Griff Williams, Chief Executive Officer, Milltrust Agricultural Investments  October 2017

There is no doubting the strong interest in agriculture investing among pension funds today. This has increased along with appetite for all ‘real assets’ as allocators seek diversification and of low yields. Yet, while allocations have increased, we observe that many interested investors do continue to hold back, with meaningful obstacles inhibiting them from entering the field.

The first is unfamiliarity. Investigating new terrain requires education, not just for resource-constrained investment teams but also for trustees. This is a challenge that specialist agricultural asset managers can help to tackle, working proactively on education and knowledge transfer.

The second is more critical. There have been failures in product construction, with managers offering agriculture in structures that do not, from a pension fund perspective, deliver the most valuable characteristics of this asset class.

For example, a number of agriculture funds focus far more on capital gains than income, purchasing assets that remain cashflow-negative for years in pursuit of a 20% or 30% IRR. That is essentially private equity. Agriculture inherently presents allocators with the question: “where should we put this?” Even if the investor has a clear vision, it may not fit with what’s on offer.

Increasingly, and we think correctly, allocators are seeing farmland funds as a diversifying addition to their real estate exposure. On that basis, a degree of predictable income yield is important, as is the achievement of solid risk-adjusted capital gains on acquisitions and development capex.

These questions also shape our own strategy.
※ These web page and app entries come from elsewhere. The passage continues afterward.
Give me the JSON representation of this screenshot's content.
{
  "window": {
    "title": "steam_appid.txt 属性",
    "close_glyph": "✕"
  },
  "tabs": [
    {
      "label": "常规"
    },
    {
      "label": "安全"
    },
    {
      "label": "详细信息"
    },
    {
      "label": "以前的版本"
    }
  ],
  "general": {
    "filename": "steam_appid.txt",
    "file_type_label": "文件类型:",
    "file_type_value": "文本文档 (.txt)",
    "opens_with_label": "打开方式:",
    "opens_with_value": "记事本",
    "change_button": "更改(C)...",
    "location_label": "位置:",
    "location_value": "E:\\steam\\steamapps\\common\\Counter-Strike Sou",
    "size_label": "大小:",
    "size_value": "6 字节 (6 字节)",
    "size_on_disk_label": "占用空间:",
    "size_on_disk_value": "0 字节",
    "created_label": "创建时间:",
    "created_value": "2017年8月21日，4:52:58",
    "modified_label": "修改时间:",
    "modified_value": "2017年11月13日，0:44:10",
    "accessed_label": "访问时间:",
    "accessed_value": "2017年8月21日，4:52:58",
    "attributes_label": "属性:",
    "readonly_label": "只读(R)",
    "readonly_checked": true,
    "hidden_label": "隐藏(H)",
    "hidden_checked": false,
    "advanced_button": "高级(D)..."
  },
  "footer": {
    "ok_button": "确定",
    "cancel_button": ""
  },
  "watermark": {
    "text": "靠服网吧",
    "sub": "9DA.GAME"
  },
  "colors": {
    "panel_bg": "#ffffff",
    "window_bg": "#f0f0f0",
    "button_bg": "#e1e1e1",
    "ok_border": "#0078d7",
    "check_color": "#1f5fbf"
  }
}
Having spent 25 years in the institutional investment space, including a period at one of the UK’s larger pension funds (Railpen), I was committed to delivering what I believed investors want from assets like this: strong income, relatively low volatility and an investment horizon aligned to their long-run liability profile, with an open-ended structure to avoid forced-selling.